Taking Stock: Solectron Is Poised To Thrive In A More Vibrant Economy
The electronics manufacturer should see improved business.
When will the bleeding stop? The electronics-manufacturing industry is one of the most cyclical businesses in technology, and stockholders are among the poorest technology investors. Like airlines and chemicals, you don't buy and hold these companies, you trade them. Remember 1998 and 1999, when these companies had so much business they couldn't fill all the orders. This was because they didn't have enough factories and couldn't buy enough of the small parts that went into every cell phone, printer, notebook, and server.

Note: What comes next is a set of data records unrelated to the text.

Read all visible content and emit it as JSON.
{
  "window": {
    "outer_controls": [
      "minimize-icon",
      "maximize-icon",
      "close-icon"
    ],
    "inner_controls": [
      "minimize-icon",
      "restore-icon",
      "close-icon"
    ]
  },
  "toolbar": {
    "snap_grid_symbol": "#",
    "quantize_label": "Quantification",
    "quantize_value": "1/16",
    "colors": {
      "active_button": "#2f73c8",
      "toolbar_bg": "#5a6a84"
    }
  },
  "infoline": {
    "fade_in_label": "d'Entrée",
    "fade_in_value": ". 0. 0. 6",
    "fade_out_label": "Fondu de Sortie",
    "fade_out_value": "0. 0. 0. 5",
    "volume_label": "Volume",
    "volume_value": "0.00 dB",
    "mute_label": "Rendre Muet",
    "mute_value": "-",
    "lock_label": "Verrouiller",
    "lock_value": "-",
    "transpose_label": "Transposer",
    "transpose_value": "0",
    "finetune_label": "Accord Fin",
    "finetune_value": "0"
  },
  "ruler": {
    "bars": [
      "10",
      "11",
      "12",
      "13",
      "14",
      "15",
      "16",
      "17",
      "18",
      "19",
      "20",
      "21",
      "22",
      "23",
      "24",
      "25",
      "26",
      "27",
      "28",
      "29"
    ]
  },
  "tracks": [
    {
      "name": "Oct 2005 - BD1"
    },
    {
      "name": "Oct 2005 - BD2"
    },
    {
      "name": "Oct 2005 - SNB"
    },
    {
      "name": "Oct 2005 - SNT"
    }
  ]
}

Now, these companies are standing by, ready to design and manufacture, but there's little demand from their technology customers. The electronics-manufacturing business is expected to grow significantly as companies shed their businesses with low return on capital, such as design, manufacturing, and distribution.
Solectron (SLR -- NYSE), one of the largest contract manufacturers, says it represents just 1.8% of the entire electronics industry and should experience sizable growth as the trend toward outsourcing becomes established. Solectron's business isn't improving and there's no immediate expectation that it will. Revenue next quarter will range from an 8% decline to a 2% increase, the company says. It doesn't help that 55% of revenue is tied to the most depressed segments in technology: networking equipment, mobile communications, and telecom equipment. Nortel Networks comprises 13.3% of its revenue and Cisco Systems is responsible for another 10.8%. Neither of these companies is reporting brighter futures in 2002.
But instead of bemoaning its fate, Solectron set out to win new business and has succeeded with recent signings, including Alcatel, Apple, Handspring, Lucent Technologies, and Maytag. It also scored a big coup by landing deals with Japanese customers that for many years have strongly resisted outsourcing any product cycle design. One such recent win is NEC for servers, storage, and workstations. Preparing to leverage the economic comeback when it occurs, Solectron is looking for lower-cost manufacturing facilities in Asia and Eastern Europe, which should enhance operating margins over the long term.
Solectron has also bolstered its financial position by reducing working capital, as evidenced by an 18% decline in accounts receivable and a 35% drop in inventory. With the working capital proceeds, Solectron has lowered its debt-to-capital ratio from 50% a year ago to 30%. Its cash position now stands at $3.2 billion, up from $2.2 billion last year.
When demand does return--and it will--Solectron will be one of the largest beneficiaries. Cisco, Hewlett-Packard, IBM, and others will experience an upturn at some point, and they'll need assistance in the entire product life-cycle development: design, manufacturing, materials purchasing, prototyping, circuit-board assembly, assembly, distribution, testing, repair, and warranty.
The leverage on fixed assets at Solectron should allow a return to 8% to 9% gross margins and operating margins of 5% to 6%. Gross margin for the recently completed third quarter was 7% and operating margin was -1%, due to higher selling, general, and administrative expenses.
I believe revenue can return to the previous fiscal year's level of $18 billion in the fiscal year ending August 2004, and operating margins will reach 5%, slightly lower than previous years' peak levels of 6%. Of course, this assumes that Nortel and Cisco's business stops declining by 2004.
Under this scenario, earnings per share would be 65 cents to 70 cents. The stock trades at about $5.35, yielding about eight times projected 2004 earnings. This stock looks dead in the water, but it's interesting to note that despite the continued downdraft in the technology sector, Solectron's price hasn't dropped much since it issued its bleak earnings forecast on June 20.
Although it's still too early to invest, Solectron will begin to see renewed business prospects over the next two years, and the stock may be close to bottom at these levels.
William Schaff is chief investment officer at Bay Isle Financial LLC, which manages the InformationWeek 100 Stock Index. Reach him at email@example.com.
The Business of Going DigitalDigital business isn't about changing code; it's about changing what legacy sales, distribution, customer service, and product groups do in the new digital age. It's about bringing big data analytics, mobile, social, marketing automation, cloud computing, and the app economy together to launch new products and services. We're seeing new titles in this digital revolution, new responsibilities, new business models, and major shifts in technology spending.